Shi-An, is a small construction, a mobile “tea house”, built entirely in paper. Today it is located in the Daidokoro, in the National Heritage of Nijojo Castle, Kyoto, Japan. An ephemeral design or not, carried out by the architecture studio katagiri.Shi-An, is made from a type of Japanese paper called “Washi” and developed through the Origami method. Eight times the 500mm x 1000mm paper is folded, giving shape to each one of the modules.These mini-modules have two pockets and two arms, so there can be assembled with each other without needing a single drop of glue. A collaborative structure, which does not need more than the solidarity of one piece together with the other.
The assembly of Shi-An is fast and simple, which only needs paper scraps and the proper instructions.

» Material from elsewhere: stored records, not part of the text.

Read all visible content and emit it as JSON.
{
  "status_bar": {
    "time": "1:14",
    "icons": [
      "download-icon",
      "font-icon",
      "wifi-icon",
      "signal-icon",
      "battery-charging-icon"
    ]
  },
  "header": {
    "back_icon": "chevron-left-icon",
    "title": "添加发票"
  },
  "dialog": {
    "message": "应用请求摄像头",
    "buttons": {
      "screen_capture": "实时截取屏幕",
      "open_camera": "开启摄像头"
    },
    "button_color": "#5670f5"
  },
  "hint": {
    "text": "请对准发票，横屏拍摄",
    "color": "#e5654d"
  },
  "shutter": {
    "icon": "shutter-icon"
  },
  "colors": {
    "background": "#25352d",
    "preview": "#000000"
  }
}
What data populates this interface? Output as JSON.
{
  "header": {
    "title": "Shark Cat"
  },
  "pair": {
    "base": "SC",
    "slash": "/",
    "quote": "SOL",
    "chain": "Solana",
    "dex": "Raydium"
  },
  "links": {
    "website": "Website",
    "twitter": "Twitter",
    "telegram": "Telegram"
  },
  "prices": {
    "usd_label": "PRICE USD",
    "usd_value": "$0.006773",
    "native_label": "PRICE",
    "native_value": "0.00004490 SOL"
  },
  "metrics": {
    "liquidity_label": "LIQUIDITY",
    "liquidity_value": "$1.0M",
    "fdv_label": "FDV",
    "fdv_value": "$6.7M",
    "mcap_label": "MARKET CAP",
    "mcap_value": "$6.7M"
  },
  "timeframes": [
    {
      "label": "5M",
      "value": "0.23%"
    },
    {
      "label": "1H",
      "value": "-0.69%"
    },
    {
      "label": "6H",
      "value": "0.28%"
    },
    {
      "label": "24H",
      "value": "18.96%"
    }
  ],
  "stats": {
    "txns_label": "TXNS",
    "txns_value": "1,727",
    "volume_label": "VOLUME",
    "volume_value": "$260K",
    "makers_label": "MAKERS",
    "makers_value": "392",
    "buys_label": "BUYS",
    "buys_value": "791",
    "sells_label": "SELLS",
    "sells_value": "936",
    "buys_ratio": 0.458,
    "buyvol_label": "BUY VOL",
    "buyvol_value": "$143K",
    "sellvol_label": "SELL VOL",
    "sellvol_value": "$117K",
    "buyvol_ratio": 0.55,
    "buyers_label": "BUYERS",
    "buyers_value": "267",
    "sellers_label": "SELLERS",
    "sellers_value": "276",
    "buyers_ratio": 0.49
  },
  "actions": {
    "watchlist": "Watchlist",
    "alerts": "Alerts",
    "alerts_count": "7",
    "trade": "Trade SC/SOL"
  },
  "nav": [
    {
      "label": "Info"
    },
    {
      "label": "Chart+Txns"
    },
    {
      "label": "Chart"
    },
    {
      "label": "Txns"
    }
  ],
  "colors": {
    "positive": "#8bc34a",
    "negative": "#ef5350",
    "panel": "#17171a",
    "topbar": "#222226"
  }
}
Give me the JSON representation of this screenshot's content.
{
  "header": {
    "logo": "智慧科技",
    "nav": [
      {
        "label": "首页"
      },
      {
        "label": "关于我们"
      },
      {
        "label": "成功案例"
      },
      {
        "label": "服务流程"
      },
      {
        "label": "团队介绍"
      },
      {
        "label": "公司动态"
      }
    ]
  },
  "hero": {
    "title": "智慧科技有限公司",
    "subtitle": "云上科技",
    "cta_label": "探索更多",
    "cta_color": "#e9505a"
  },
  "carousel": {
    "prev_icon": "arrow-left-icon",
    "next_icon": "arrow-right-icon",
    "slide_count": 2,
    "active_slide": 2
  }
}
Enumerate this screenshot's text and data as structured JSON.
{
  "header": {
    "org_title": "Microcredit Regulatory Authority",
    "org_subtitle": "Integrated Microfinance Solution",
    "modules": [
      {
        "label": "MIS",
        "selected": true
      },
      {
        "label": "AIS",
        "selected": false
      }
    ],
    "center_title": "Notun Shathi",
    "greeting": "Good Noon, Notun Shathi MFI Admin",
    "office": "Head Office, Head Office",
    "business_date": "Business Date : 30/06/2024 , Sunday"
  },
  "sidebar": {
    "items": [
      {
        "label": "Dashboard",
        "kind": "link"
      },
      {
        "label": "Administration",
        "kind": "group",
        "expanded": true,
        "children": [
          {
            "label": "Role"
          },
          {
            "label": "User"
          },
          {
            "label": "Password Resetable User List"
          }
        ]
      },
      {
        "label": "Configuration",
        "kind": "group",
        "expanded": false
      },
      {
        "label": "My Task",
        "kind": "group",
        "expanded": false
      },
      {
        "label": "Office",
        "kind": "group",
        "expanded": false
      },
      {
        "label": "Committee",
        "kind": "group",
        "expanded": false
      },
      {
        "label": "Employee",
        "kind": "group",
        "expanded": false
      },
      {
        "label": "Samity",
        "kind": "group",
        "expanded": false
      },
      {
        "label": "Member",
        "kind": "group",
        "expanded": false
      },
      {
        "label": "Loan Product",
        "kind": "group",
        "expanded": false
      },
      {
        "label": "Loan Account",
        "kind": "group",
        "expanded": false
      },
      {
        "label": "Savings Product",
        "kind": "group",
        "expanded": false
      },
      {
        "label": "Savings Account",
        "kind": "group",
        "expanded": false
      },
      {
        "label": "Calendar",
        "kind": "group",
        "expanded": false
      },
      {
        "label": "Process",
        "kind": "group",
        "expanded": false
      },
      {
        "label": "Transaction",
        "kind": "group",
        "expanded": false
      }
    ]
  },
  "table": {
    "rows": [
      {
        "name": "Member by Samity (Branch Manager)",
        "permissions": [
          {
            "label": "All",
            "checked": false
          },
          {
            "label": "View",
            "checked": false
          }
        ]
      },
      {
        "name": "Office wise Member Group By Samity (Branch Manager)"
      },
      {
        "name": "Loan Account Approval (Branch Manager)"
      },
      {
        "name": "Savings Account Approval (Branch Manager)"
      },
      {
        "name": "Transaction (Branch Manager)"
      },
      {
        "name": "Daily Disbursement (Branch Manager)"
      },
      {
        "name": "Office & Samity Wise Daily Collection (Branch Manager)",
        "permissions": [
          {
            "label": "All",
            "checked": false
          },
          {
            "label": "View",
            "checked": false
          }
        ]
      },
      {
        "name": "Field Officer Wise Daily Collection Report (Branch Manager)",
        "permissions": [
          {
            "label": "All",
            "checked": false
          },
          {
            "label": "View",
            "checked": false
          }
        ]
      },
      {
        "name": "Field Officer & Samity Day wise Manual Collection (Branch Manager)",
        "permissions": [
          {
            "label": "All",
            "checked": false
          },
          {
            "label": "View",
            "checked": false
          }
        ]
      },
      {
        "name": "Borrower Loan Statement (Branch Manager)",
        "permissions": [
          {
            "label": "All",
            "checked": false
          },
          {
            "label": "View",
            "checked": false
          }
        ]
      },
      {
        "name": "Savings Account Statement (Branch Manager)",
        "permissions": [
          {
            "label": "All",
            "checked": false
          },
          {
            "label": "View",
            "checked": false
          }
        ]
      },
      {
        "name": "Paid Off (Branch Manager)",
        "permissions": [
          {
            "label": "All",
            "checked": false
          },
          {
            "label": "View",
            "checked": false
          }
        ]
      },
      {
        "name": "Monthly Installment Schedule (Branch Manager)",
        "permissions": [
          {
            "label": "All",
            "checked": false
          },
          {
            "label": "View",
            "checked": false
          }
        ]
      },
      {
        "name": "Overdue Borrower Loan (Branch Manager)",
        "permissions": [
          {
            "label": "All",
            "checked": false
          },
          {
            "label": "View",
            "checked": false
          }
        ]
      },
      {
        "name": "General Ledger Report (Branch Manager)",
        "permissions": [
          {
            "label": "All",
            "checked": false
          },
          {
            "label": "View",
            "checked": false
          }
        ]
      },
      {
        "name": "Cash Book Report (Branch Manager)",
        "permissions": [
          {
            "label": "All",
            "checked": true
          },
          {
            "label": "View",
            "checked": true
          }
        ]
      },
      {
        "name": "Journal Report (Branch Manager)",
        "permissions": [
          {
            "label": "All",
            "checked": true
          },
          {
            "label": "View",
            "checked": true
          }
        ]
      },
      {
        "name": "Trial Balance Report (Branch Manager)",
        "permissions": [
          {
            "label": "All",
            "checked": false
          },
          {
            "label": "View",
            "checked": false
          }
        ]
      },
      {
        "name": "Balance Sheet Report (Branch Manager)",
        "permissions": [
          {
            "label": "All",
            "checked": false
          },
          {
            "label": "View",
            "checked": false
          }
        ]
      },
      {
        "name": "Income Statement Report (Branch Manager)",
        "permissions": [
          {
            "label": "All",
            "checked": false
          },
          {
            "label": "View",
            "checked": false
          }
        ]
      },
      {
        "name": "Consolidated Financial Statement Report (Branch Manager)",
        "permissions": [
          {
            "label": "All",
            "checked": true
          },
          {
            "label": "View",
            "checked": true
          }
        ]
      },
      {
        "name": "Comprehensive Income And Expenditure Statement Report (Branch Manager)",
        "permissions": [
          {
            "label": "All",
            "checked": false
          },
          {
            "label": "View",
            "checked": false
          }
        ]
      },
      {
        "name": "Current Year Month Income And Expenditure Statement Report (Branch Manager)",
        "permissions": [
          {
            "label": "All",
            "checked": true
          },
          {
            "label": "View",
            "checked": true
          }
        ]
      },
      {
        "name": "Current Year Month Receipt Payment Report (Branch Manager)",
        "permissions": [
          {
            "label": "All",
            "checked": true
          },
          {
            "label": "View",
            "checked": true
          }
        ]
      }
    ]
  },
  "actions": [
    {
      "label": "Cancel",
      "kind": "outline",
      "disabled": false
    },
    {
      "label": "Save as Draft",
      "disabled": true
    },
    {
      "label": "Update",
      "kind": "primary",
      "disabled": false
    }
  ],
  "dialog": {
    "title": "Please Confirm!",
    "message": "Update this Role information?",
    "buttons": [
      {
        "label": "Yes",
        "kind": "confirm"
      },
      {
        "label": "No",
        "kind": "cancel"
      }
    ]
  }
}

Shi-An consists of a total of 400 units, which generate a shape similar to a dome. An artisanal and delicate structure, which is far from the opulence of the great architectures.In one or another way, as can be seen in the photographs, this constructive system is organic, so that it can grow, and adopt the size that the occupants need. It’s just a matter of getting more hands and more paper.Shi-An, adopts the best of each world, a traditional technique, but that has a minimalist aesthetic, simple and worthy of any ephemeral architecture contest.A nomade house, a shapes that oscillates between the vegetable and the animal world, an ancestral and contemporary architecture. A cavern, which invites us to enter, to shelter us, and reminds us that our hands and our culture are all we need to build.Photos by Takuya Watanabe